The silver lining, of course, is that she’s had a few days to act like a tourist – touring monuments, exploring great little eateries, and visiting museums that have remained open. One of her new faves is the Folger Shakespeare Library. And to be honest, it’s a site I haven’t spent a ton of time exploring until she started texting photos and links to it.
One of the most interesting images for me as a history nerd? Read more
It ranks right up there with the Holiday season, KC Chiefs football, and the first weekend of the college basketball tournament. It’s National Council for the Social Studies conference week. I’m lucky enough to get front row seats and am trying to live blog my way through it.
I’ve always been a fan of Dr. Dan Krutka. While in the Kansas area and now at the University of North Texas, Dan has always been a huge supporter of social studies and integrating tech. And the cool thing is he’s here at #ncss18 talking about how to use picture books to support elementary social studies best practices. Even better? My new friend Dr. Michelle Bauml from Texas Christian University is here as co-presenter.
I’m smarter just being in the same room.
They start with the basics. Why should we be using picture books to help teach social studies?
- emphasis on math and reading so very little for social studies specific instruction
- textbooks are old and boring
- need for teaching introducing historical thinking to kids
- lots of children’s lit already being used as teaching tools

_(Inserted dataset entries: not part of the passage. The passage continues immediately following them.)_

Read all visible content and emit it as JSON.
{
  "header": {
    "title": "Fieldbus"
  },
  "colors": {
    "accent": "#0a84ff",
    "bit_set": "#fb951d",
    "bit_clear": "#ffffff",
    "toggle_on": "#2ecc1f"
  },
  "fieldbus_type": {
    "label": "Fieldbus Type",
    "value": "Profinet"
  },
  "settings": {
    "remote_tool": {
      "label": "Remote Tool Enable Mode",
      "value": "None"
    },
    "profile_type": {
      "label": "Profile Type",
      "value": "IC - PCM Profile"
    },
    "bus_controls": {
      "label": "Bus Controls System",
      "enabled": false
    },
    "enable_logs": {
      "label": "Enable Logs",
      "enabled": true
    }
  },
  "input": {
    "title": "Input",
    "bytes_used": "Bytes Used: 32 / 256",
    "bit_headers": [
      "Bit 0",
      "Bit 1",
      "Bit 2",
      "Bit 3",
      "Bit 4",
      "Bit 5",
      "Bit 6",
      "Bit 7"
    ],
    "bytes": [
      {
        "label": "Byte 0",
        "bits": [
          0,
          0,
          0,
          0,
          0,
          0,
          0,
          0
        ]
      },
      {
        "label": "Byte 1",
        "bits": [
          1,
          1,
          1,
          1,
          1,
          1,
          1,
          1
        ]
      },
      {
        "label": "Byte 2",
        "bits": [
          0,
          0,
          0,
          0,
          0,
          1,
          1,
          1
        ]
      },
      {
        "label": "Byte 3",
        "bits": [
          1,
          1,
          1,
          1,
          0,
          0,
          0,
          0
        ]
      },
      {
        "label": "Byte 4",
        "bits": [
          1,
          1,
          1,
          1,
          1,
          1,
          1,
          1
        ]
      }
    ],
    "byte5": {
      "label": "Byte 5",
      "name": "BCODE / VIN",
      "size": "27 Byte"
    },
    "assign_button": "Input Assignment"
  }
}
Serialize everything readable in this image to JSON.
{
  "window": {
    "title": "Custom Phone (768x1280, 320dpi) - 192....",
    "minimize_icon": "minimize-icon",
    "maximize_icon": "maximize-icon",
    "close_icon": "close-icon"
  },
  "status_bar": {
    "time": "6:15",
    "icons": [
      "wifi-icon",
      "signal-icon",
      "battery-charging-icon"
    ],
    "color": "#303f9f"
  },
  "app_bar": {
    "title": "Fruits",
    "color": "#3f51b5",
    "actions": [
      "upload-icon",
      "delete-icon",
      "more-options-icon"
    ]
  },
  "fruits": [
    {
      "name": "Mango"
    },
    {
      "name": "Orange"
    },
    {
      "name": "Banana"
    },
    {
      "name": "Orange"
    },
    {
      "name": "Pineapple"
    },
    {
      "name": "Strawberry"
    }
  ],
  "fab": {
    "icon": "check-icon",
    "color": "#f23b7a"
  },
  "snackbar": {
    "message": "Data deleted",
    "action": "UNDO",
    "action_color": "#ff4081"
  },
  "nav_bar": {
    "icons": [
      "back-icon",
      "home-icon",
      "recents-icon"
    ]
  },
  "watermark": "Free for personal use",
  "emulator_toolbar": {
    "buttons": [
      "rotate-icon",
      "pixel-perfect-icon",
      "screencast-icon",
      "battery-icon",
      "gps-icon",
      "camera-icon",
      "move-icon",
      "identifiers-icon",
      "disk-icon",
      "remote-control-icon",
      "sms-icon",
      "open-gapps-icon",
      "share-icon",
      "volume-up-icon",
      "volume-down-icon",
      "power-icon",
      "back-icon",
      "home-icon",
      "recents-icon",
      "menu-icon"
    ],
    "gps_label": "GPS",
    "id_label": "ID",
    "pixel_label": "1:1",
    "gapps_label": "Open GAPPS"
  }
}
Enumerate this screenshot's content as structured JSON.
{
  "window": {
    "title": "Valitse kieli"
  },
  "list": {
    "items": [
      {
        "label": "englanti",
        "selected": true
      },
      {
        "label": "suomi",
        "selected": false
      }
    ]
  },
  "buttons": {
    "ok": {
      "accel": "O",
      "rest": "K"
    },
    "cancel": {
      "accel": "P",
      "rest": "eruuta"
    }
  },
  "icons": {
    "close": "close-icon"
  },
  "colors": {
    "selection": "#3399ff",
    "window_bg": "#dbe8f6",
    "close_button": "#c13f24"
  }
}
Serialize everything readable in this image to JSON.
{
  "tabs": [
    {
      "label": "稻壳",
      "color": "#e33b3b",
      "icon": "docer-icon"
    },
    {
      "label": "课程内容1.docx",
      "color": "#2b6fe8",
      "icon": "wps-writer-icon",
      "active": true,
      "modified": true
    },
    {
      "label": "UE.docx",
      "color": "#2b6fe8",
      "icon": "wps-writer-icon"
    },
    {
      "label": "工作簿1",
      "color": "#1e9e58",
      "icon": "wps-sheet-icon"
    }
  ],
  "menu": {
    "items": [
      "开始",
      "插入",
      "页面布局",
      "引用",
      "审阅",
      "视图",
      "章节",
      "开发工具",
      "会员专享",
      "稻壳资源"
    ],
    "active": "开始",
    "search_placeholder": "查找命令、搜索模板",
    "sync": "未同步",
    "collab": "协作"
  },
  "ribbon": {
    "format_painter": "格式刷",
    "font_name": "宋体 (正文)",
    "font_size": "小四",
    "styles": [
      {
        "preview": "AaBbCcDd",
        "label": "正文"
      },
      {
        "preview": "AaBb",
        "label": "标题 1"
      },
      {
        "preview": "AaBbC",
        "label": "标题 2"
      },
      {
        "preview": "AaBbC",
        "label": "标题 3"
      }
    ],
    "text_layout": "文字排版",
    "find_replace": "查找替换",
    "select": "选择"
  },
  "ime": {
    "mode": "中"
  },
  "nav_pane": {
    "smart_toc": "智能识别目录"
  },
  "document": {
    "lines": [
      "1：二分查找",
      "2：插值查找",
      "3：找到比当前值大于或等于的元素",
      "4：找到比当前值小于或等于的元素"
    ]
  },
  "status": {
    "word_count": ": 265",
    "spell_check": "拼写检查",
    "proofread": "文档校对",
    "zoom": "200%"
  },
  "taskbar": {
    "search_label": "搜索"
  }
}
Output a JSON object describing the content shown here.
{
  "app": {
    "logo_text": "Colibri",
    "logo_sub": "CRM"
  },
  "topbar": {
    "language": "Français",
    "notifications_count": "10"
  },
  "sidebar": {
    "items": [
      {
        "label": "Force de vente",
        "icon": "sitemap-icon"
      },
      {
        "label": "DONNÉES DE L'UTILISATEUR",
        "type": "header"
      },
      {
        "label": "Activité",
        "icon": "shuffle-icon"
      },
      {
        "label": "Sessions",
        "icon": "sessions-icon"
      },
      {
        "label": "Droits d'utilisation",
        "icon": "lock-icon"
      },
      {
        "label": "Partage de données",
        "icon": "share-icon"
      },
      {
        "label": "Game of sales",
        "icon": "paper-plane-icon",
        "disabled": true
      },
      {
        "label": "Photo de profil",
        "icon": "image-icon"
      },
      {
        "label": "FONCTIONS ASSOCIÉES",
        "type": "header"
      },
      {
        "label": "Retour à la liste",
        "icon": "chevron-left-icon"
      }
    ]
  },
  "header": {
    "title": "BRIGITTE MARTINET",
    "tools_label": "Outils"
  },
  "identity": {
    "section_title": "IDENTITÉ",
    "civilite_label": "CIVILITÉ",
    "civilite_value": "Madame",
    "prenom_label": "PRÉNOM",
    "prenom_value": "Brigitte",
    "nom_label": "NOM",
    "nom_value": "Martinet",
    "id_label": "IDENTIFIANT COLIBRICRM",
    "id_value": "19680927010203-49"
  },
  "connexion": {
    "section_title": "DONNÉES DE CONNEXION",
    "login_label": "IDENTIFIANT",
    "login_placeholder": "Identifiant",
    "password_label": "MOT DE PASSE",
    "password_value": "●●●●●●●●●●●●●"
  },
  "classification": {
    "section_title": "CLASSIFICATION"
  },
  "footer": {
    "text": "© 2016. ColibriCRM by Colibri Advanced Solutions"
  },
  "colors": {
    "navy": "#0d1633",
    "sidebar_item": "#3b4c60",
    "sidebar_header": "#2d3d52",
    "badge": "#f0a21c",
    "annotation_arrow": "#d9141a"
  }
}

We moved on to a brand new site for me called the Historical Thinking Project. Created by the Canadian government, the project highlight six historical thinking concepts and a ton of resources. The concepts are especially useful because we can use them to help develop essential questions around the content in picture books.
- Establish historical significance
- Use primary source evidence
- Identify continuity and change
- Analyze cause and consequence
- Take historical perspectives, and
- Understand the ethical dimension of historical interpretations.
Dan and Michelle simple steps to designing a lesson using the concepts and book content: Read more